▸ **What is needed**
From the listing that follows, output everything exactly except the pictures.

▸ **Records for the task**
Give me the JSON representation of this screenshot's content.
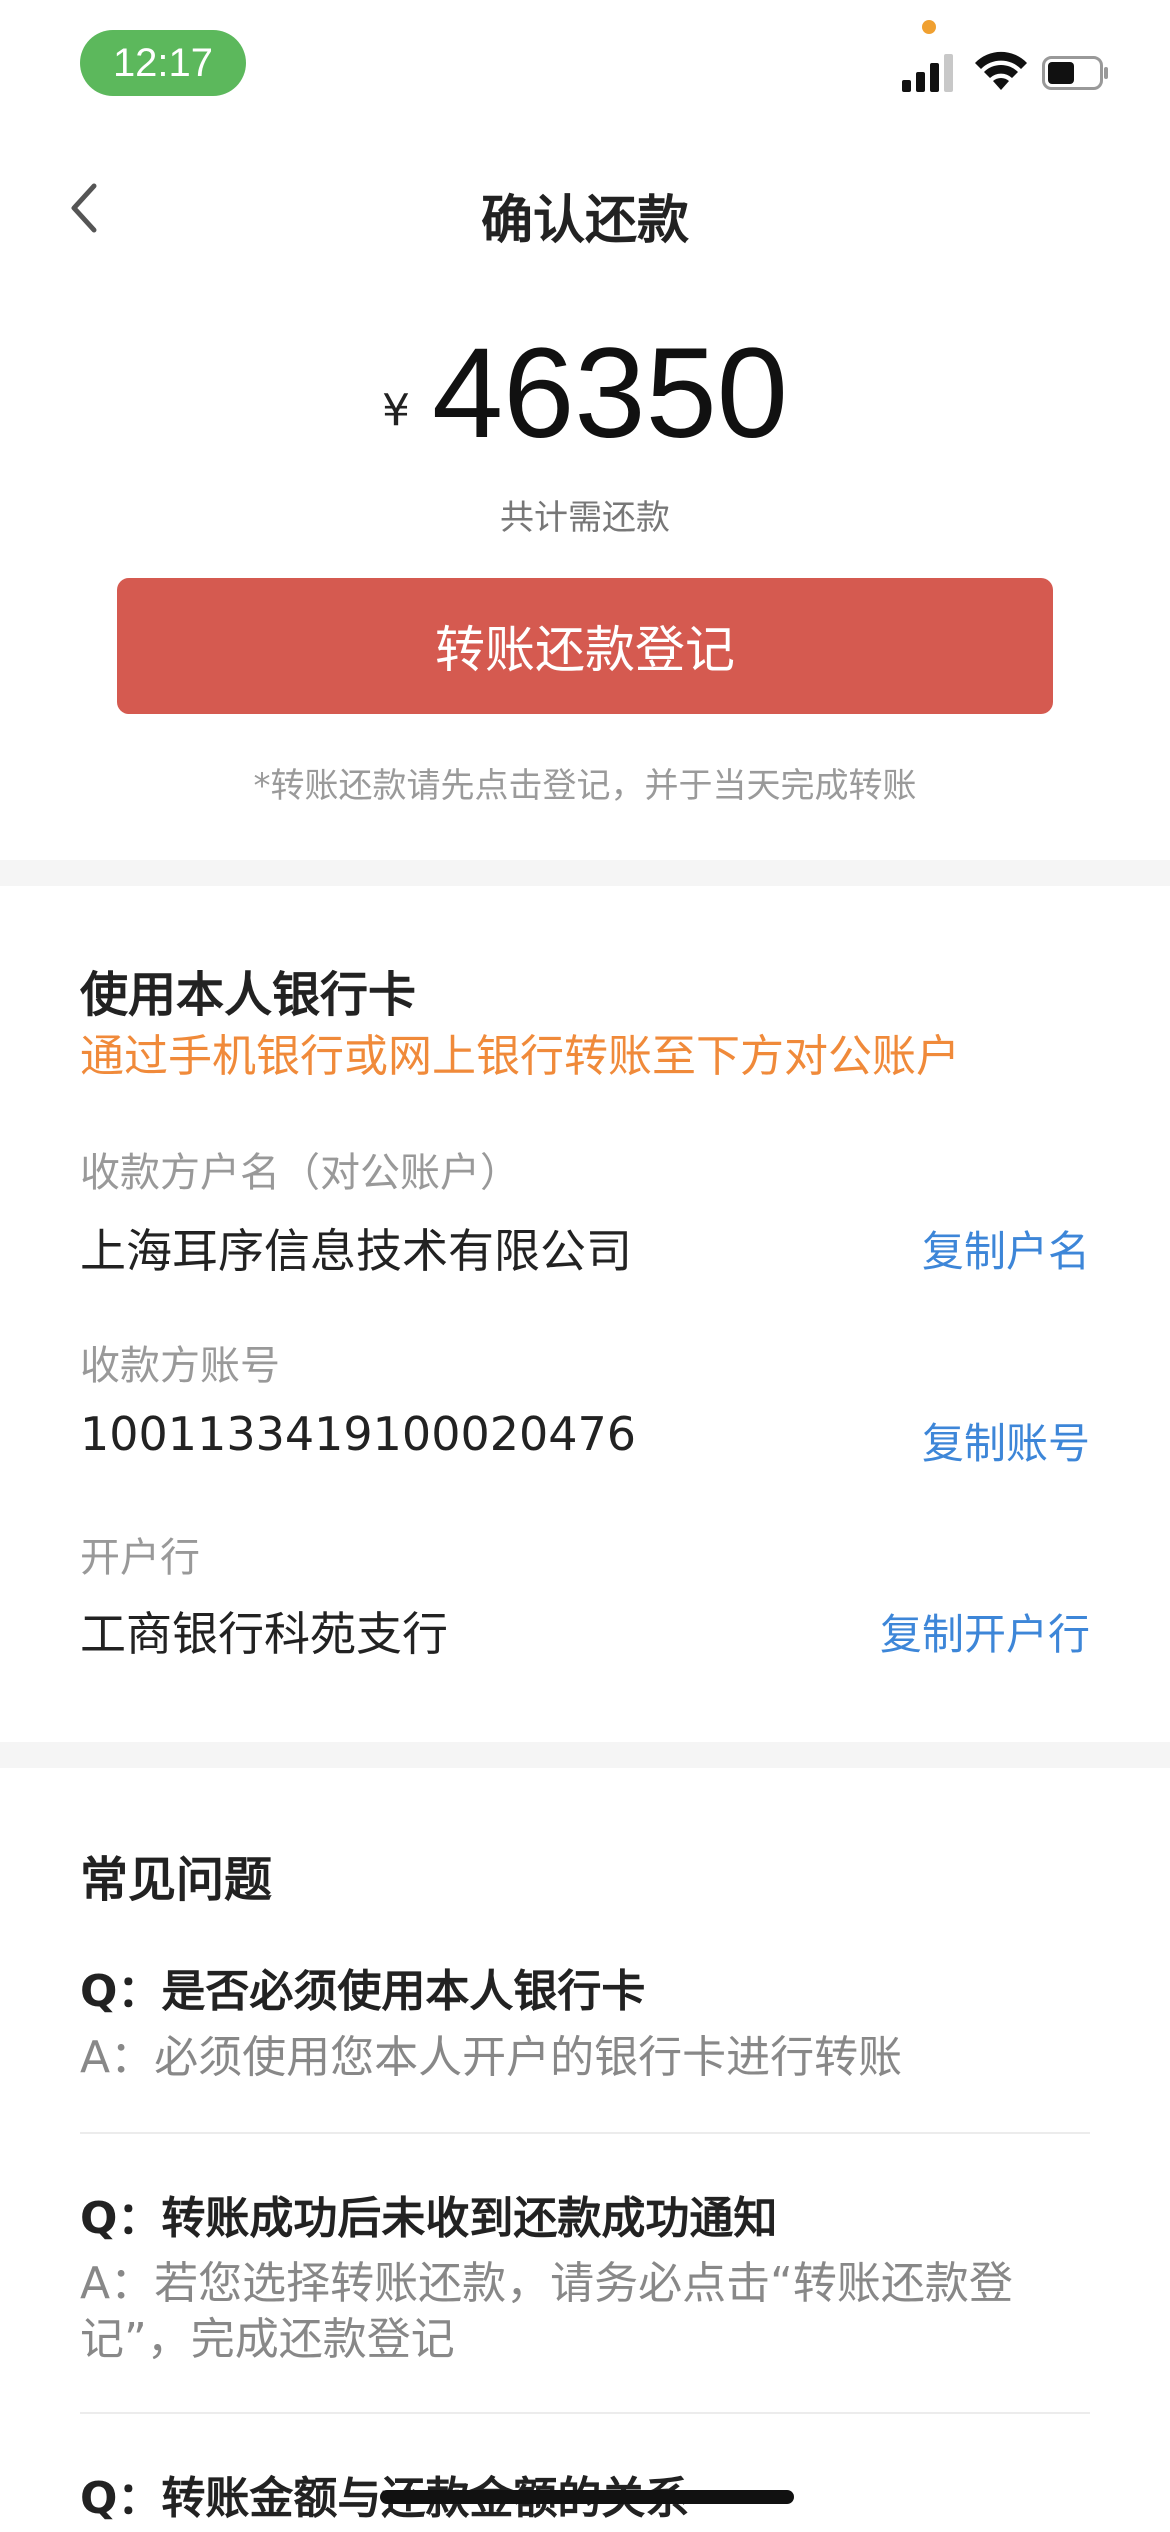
{
  "status_bar": {
    "time": "12:17",
    "icons": [
      "signal-icon",
      "wifi-icon",
      "battery-icon"
    ]
  },
  "nav": {
    "title": "确认还款",
    "back_icon": "chevron-left-icon"
  },
  "amount": {
    "currency": "¥",
    "value": "46350",
    "caption": "共计需还款"
  },
  "primary_button": {
    "label": "转账还款登记"
  },
  "hint": "*转账还款请先点击登记，并于当天完成转账",
  "bank_section": {
    "title": "使用本人银行卡",
    "subtitle": "通过手机银行或网上银行转账至下方对公账户",
    "fields": [
      {
        "label": "收款方户名（对公账户）",
        "value": "上海耳序信息技术有限公司",
        "action": "复制户名"
      },
      {
        "label": "收款方账号",
        "value": "1001133419100020476",
        "action": "复制账号"
      },
      {
        "label": "开户行",
        "value": "工商银行科苑支行",
        "action": "复制开户行"
      }
    ]
  },
  "faq": {
    "title": "常见问题",
    "items": [
      {
        "q": "Q：是否必须使用本人银行卡",
        "a": "A：必须使用您本人开户的银行卡进行转账"
      },
      {
        "q": "Q：转账成功后未收到还款成功通知",
        "a": "A：若您选择转账还款，请务必点击“转账还款登记”，完成还款登记"
      },
      {
        "q": "Q：转账金额与还款金额的关系",
        "a": ""
      }
    ]
  },
  "colors": {
    "accent_red": "#d55a50",
    "orange_text": "#f08a3a",
    "link_blue": "#3d86d8",
    "status_green": "#5cb85c"
  }
}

▸ **Solution to this exercise**
Give me the JSON representation of this screenshot's content.
{
  "status_bar": {
    "time": "12:17",
    "icons": [
      "signal-icon",
      "wifi-icon",
      "battery-icon"
    ]
  },
  "nav": {
    "title": "确认还款",
    "back_icon": "chevron-left-icon"
  },
  "amount": {
    "currency": "¥",
    "value": "46350",
    "caption": "共计需还款"
  },
  "primary_button": {
    "label": "转账还款登记"
  },
  "hint": "*转账还款请先点击登记，并于当天完成转账",
  "bank_section": {
    "title": "使用本人银行卡",
    "subtitle": "通过手机银行或网上银行转账至下方对公账户",
    "fields": [
      {
        "label": "收款方户名（对公账户）",
        "value": "上海耳序信息技术有限公司",
        "action": "复制户名"
      },
      {
        "label": "收款方账号",
        "value": "1001133419100020476",
        "action": "复制账号"
      },
      {
        "label": "开户行",
        "value": "工商银行科苑支行",
        "action": "复制开户行"
      }
    ]
  },
  "faq": {
    "title": "常见问题",
    "items": [
      {
        "q": "Q：是否必须使用本人银行卡",
        "a": "A：必须使用您本人开户的银行卡进行转账"
      },
      {
        "q": "Q：转账成功后未收到还款成功通知",
        "a": "A：若您选择转账还款，请务必点击“转账还款登记”，完成还款登记"
      },
      {
        "q": "Q：转账金额与还款金额的关系",
        "a": ""
      }
    ]
  },
  "colors": {
    "accent_red": "#d55a50",
    "orange_text": "#f08a3a",
    "link_blue": "#3d86d8",
    "status_green": "#5cb85c"
  }
}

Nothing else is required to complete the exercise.